Monday, October 5, 2009

Before the storm

This week has been one massive heart-throbbing head-splitting race to study for the first examination of second year medicine - Pathobiology of Disease (PBD). Yesterday, in the final throes of serious crammage, I had some genuinely gratifying moments. For a few brief seconds, I felt competent.

Andy: So, are you partying tonight?

Sandlot: I don't know. It all depends on my friend. He went to the doctor because he thought he might have bronchitis. So, if he does, then obviously not.

Andy: Bronchitis.

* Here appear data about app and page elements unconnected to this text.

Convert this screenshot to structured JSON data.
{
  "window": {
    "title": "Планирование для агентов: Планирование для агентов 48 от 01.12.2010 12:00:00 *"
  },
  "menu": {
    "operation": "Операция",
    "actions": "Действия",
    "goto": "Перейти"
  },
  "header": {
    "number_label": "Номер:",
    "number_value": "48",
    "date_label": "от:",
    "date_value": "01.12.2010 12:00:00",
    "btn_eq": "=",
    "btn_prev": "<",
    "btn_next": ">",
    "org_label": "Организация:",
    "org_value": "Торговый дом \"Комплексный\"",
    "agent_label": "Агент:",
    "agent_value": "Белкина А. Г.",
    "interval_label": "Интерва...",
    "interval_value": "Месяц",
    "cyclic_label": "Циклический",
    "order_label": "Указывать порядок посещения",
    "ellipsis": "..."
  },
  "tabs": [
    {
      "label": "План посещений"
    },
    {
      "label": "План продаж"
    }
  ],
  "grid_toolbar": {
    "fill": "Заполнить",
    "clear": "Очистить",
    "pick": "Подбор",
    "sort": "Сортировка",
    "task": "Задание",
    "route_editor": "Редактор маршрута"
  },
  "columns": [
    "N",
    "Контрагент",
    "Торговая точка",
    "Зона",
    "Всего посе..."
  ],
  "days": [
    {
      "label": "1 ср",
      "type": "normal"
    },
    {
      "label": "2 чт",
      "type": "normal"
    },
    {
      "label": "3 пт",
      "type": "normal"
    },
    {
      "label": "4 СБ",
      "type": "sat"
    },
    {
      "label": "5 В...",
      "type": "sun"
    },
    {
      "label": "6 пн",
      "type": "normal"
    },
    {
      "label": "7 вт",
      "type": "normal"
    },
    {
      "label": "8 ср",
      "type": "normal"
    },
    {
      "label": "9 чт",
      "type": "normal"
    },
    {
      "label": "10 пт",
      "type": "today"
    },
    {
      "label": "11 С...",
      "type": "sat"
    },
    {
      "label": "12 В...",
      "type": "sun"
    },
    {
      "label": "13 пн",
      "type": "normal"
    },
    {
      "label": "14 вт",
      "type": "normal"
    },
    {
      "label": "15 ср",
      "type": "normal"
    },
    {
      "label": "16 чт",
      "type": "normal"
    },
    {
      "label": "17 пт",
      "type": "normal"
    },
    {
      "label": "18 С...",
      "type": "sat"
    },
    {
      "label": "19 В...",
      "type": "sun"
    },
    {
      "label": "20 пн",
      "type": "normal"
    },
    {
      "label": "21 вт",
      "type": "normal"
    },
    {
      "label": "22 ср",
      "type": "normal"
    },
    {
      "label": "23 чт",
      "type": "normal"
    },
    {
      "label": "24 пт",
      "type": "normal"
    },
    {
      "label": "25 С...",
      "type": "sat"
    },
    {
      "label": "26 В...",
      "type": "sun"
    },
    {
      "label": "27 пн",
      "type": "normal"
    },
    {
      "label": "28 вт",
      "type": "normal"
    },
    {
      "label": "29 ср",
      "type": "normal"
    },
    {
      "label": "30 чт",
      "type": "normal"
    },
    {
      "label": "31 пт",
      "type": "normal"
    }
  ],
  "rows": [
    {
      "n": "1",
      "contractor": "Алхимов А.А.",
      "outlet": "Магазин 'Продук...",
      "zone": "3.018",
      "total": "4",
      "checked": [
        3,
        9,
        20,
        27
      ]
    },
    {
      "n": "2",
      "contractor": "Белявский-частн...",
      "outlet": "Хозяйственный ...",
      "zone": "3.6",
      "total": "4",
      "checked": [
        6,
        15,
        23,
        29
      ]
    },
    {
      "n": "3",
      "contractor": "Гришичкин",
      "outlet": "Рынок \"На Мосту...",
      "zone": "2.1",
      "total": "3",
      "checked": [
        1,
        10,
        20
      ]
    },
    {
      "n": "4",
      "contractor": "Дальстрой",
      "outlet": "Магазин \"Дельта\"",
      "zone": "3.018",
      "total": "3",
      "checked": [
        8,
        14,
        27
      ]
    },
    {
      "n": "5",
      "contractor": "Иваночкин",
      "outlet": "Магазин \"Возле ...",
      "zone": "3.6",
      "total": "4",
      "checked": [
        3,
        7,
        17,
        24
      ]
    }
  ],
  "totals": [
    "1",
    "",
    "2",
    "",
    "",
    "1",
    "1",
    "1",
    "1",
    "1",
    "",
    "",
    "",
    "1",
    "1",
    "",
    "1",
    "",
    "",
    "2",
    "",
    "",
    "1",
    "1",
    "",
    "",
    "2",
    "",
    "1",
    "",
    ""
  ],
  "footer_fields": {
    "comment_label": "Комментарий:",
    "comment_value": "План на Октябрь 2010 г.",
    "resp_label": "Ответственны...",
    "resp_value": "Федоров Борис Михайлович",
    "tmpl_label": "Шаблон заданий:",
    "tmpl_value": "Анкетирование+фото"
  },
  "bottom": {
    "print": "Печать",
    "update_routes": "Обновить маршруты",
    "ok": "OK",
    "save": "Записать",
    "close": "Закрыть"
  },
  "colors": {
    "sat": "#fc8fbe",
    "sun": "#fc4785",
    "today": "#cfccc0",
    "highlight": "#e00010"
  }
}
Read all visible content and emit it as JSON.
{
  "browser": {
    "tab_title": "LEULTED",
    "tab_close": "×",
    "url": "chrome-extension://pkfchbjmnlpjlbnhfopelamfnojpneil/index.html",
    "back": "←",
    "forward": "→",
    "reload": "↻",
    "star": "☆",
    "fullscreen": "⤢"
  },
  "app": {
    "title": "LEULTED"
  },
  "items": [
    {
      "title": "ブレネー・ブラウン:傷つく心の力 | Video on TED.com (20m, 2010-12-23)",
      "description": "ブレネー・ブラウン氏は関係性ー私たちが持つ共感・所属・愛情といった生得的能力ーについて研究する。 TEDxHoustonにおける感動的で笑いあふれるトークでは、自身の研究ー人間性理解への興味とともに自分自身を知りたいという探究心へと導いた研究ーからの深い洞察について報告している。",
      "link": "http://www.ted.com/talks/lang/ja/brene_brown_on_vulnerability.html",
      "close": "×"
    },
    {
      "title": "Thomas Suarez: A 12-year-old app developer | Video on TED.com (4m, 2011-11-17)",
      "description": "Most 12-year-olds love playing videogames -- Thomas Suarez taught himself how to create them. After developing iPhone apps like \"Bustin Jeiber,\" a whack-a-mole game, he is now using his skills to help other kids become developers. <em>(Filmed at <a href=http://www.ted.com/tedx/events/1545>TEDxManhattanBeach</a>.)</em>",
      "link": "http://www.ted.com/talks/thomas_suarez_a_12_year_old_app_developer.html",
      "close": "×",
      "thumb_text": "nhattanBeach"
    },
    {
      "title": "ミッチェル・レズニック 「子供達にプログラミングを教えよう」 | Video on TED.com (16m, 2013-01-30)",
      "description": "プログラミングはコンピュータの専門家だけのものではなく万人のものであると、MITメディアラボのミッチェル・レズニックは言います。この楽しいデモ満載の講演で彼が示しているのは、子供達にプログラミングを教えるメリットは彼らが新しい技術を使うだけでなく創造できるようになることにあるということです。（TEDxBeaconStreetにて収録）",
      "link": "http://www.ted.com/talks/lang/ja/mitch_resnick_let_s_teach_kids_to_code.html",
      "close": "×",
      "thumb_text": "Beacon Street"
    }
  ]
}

Sandlot: Yup.

Andy: Apparently, most people expect antibiotics for bronchitis, and they get them even though they're mostly viral.

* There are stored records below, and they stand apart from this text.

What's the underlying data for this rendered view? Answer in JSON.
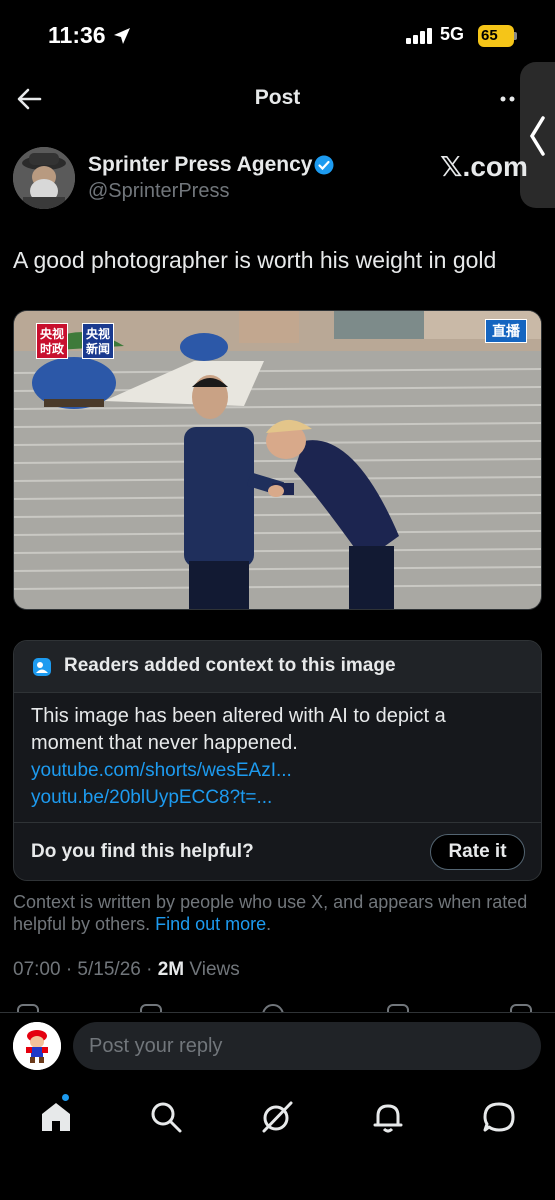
{
  "status_bar": {
    "time": "11:36",
    "network": "5G",
    "battery": "65"
  },
  "nav": {
    "title": "Post"
  },
  "author": {
    "name": "Sprinter Press Agency",
    "handle": "@SprinterPress",
    "verified": true
  },
  "brand_mark": "𝕏.com",
  "post": {
    "text": "A good photographer is worth his weight in gold",
    "image_overlays": {
      "badge_left": "央视 时政",
      "badge_right": "央视 新闻",
      "live_tag": "直播"
    }
  },
  "community_note": {
    "title": "Readers added context to this image",
    "body": "This image has been altered with AI to depict a moment that never happened.",
    "links": [
      "youtube.com/shorts/wesEAzI...",
      "youtu.be/20blUypECC8?t=..."
    ],
    "helpful_question": "Do you find this helpful?",
    "rate_button": "Rate it"
  },
  "context": {
    "text": "Context is written by people who use X, and appears when rated helpful by others.",
    "link": "Find out more",
    "suffix": "."
  },
  "meta": {
    "datetime": "07:00 · 5/15/26 · ",
    "views_count": "2M",
    "views_label": " Views"
  },
  "reply": {
    "placeholder": "Post your reply"
  },
  "colors": {
    "accent": "#1d9bf0",
    "background": "#000000",
    "muted": "#71767b",
    "battery": "#f5c518"
  },
  "icons": {
    "tabs": [
      "home-icon",
      "search-icon",
      "grok-icon",
      "notifications-icon",
      "messages-icon"
    ]
  }
}
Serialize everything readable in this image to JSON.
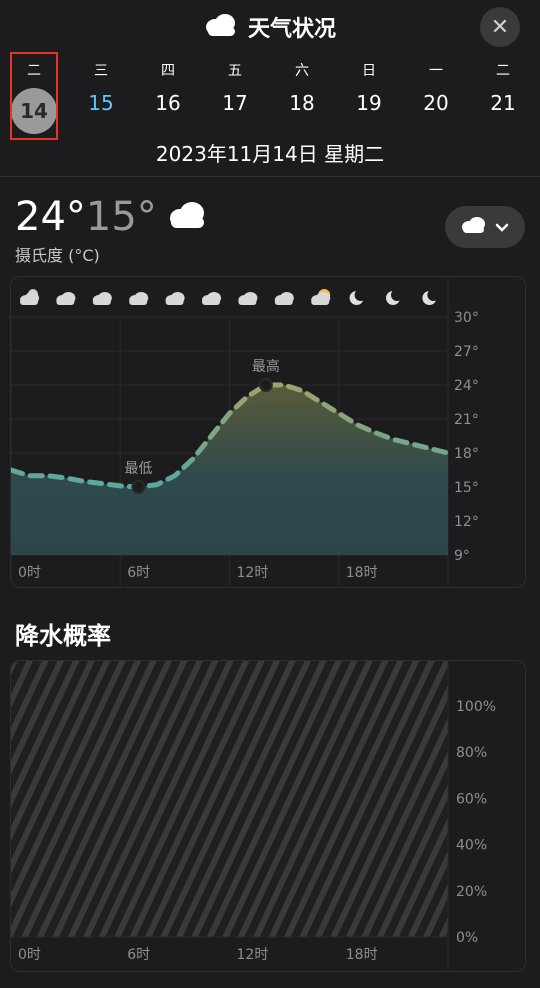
{
  "header": {
    "title": "天气状况",
    "close_label": "✕",
    "days": [
      {
        "weekday": "二",
        "date": "14",
        "selected": true
      },
      {
        "weekday": "三",
        "date": "15",
        "today": true
      },
      {
        "weekday": "四",
        "date": "16"
      },
      {
        "weekday": "五",
        "date": "17"
      },
      {
        "weekday": "六",
        "date": "18"
      },
      {
        "weekday": "日",
        "date": "19"
      },
      {
        "weekday": "一",
        "date": "20"
      },
      {
        "weekday": "二",
        "date": "21"
      }
    ],
    "date_line": "2023年11月14日 星期二"
  },
  "summary": {
    "high": "24°",
    "low": "15°",
    "unit": "摄氏度 (°C)",
    "condition_icon": "cloud-icon"
  },
  "temp_chart": {
    "hour_icons": [
      "cloud-moon-icon",
      "cloud-icon",
      "cloud-icon",
      "cloud-icon",
      "cloud-icon",
      "cloud-icon",
      "cloud-icon",
      "cloud-icon",
      "cloud-sun-icon",
      "moon-icon",
      "moon-icon",
      "moon-icon"
    ],
    "high_label": "最高",
    "low_label": "最低"
  },
  "rain": {
    "title": "降水概率"
  },
  "chart_data": [
    {
      "type": "area",
      "x": [
        0,
        1,
        2,
        3,
        4,
        5,
        6,
        7,
        8,
        9,
        10,
        11,
        12,
        13,
        14,
        15,
        16,
        17,
        18,
        19,
        20,
        21,
        22,
        23,
        24
      ],
      "values": [
        16.5,
        16,
        16,
        15.8,
        15.5,
        15.3,
        15.1,
        15,
        15.2,
        16,
        17.5,
        19.5,
        21.5,
        23,
        24,
        24,
        23.5,
        22.5,
        21.5,
        20.5,
        19.8,
        19.2,
        18.8,
        18.4,
        18
      ],
      "xticks": [
        "0时",
        "6时",
        "12时",
        "18时"
      ],
      "yticks": [
        "30°",
        "27°",
        "24°",
        "21°",
        "18°",
        "15°",
        "12°",
        "9°"
      ],
      "ylim": [
        9,
        30
      ],
      "annotations": [
        {
          "text": "最高",
          "x": 14,
          "y": 24
        },
        {
          "text": "最低",
          "x": 7,
          "y": 15
        }
      ]
    },
    {
      "type": "bar",
      "x": [
        0,
        6,
        12,
        18
      ],
      "xticks": [
        "0时",
        "6时",
        "12时",
        "18时"
      ],
      "yticks": [
        "100%",
        "80%",
        "60%",
        "40%",
        "20%",
        "0%"
      ],
      "ylim": [
        0,
        100
      ],
      "values": []
    }
  ]
}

Sandlot: Oh yeah? Then what are you supposed to get?

Andy: They're mostly self-resolving.

Sandlot: But how long does it take to self-resolve?

Andy: I forget... like a week?

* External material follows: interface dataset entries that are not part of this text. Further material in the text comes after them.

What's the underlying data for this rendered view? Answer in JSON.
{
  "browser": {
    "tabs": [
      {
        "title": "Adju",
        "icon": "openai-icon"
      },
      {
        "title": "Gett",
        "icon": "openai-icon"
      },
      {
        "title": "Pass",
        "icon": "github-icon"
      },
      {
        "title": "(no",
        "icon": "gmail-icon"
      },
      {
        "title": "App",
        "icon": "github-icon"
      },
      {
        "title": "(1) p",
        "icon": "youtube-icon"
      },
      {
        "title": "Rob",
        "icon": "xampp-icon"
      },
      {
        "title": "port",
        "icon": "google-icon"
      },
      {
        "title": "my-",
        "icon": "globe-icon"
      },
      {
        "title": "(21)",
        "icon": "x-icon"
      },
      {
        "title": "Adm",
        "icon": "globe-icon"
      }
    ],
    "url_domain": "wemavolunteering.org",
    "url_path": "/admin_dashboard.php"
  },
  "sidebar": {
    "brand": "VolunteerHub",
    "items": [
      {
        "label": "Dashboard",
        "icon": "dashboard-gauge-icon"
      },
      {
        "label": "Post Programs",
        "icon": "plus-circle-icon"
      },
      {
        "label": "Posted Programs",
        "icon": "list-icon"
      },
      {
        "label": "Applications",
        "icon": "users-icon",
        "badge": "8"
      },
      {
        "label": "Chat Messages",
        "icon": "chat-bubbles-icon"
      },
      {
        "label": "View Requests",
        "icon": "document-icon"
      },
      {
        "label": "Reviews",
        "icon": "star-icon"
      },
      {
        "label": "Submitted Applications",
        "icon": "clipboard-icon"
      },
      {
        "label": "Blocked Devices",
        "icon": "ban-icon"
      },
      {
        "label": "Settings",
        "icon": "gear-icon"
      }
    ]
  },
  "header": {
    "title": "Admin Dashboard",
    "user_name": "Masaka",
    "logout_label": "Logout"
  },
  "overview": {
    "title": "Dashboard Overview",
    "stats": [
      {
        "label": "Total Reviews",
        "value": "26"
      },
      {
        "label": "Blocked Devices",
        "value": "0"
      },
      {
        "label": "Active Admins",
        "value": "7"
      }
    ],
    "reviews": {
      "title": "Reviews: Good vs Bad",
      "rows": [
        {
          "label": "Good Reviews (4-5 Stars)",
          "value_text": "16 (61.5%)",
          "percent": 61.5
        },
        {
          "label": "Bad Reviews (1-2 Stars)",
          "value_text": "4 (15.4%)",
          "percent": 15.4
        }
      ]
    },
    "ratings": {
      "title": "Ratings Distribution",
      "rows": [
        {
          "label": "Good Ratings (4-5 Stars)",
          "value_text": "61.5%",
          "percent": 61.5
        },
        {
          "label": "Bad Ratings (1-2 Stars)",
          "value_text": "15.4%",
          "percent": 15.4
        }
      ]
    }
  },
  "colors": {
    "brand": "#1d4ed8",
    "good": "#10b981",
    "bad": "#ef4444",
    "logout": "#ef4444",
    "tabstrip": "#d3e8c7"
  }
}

Sandlot: 'Cause he's had it for a month.

Andy: What kind of symptoms does he have? (I'm like reviewing at your friend's expense)

Sandlot: Hmm... from what I remember, cough... mucous... his ears started to get plugged. That's all I can remember.

Andy: Maybe he has a bacterial sinusitis. The only thing I can remember right now is to suspect bacterial sinusitis if cold-like symptoms persist for more than 5-7 10-14 days.

Sandlot: What's bacterial sinusitis?

Andy: It's like an infection of the air spaces around your nose.

Sandlot: But his nose isn't affected?

--- about an hour later ---


Andy: BAM! I think I should stop studying now.

After all those hours of studying, my brain felt like it was liquefying. My MSN status message at that time read: Liquefactive necrosis of the brain.

Stewie: I would've thought it would be coagulative... PBD-induced ischemia!

Andy: Is it coagulative in the brain too? I know you can get liquefactive in the brain - not sure what it's from. I know coagulative is like MI.

Stewie: Liquefactive I thought has to be bacterial or fungal.

--- several minutes later ---

Stewie: Oh damn, nevermind. You're totally right.

Stewie: "For unclear reasons, hypoxic death of cells within the central nervous system also results in liquefactive necrosis."

Andy: Haha, win!

And, of course, we all spent a fair share of time stressing out over our practice runs through past exams.

Kushima: I continually achieve new records in dealing with procrastination, which is what I meant by the squeeze phrase.

Kushima: For which one of the following skin diseases would a topical anti-fungal agent be most appropriate as treatment?

a) Atopic dermatitis
b) Psoriasis
c) Scabies
d) Tinea corporis
e) Zoster (shingles)

Kushima: Try this question.

Andy: Hmm... not E and not C. I am tempted to say A, but it sounded like that might not be right. D?

Kushima: Hah, I have no clue. Make up your mind.

Andy: D.

Kushima: Yes.

Andy: w00t!

Kushima: Good job. Looking at the question I can't recall even a single fact about any of those options.

Andy: Herpes zoster is a virus. Scabies is a parasite... little bug. Atopic dermatitis is eczema.

Kushima: Hmm, yeah, I forgot about those.

Kushima: Which one of the following principles is most important in ensuring maximum benefit from antibiotic treatment in the management of septic shock?

a) Administration 30 minutes before corticosteroids
b) Administration in conjunction with inotropic agents
c) Administration of synergistic combinations
d) Administration through a central venous access line
e) Administration within 2 hours of the onset of hypotension

Kushima: Try one more.

Andy: Uh... I have no idea. E?

Kushima: Damn, you're a good guesser.

I got the bonus question on the 2008 exam also.


shirls said...

LOL! Brilliant!

Haircut time?

a_ndy said...


Joyce said...

LOL! You are full of win!

sandlot said...

wow... if only all exams had that question.

anyway, you're on your way to become dr. awesome. my friend was very impressed with your diagnostic skills.

a_ndy said...

Hopefully, they will only improve with time (and by improve I mean less guessing and um-ing).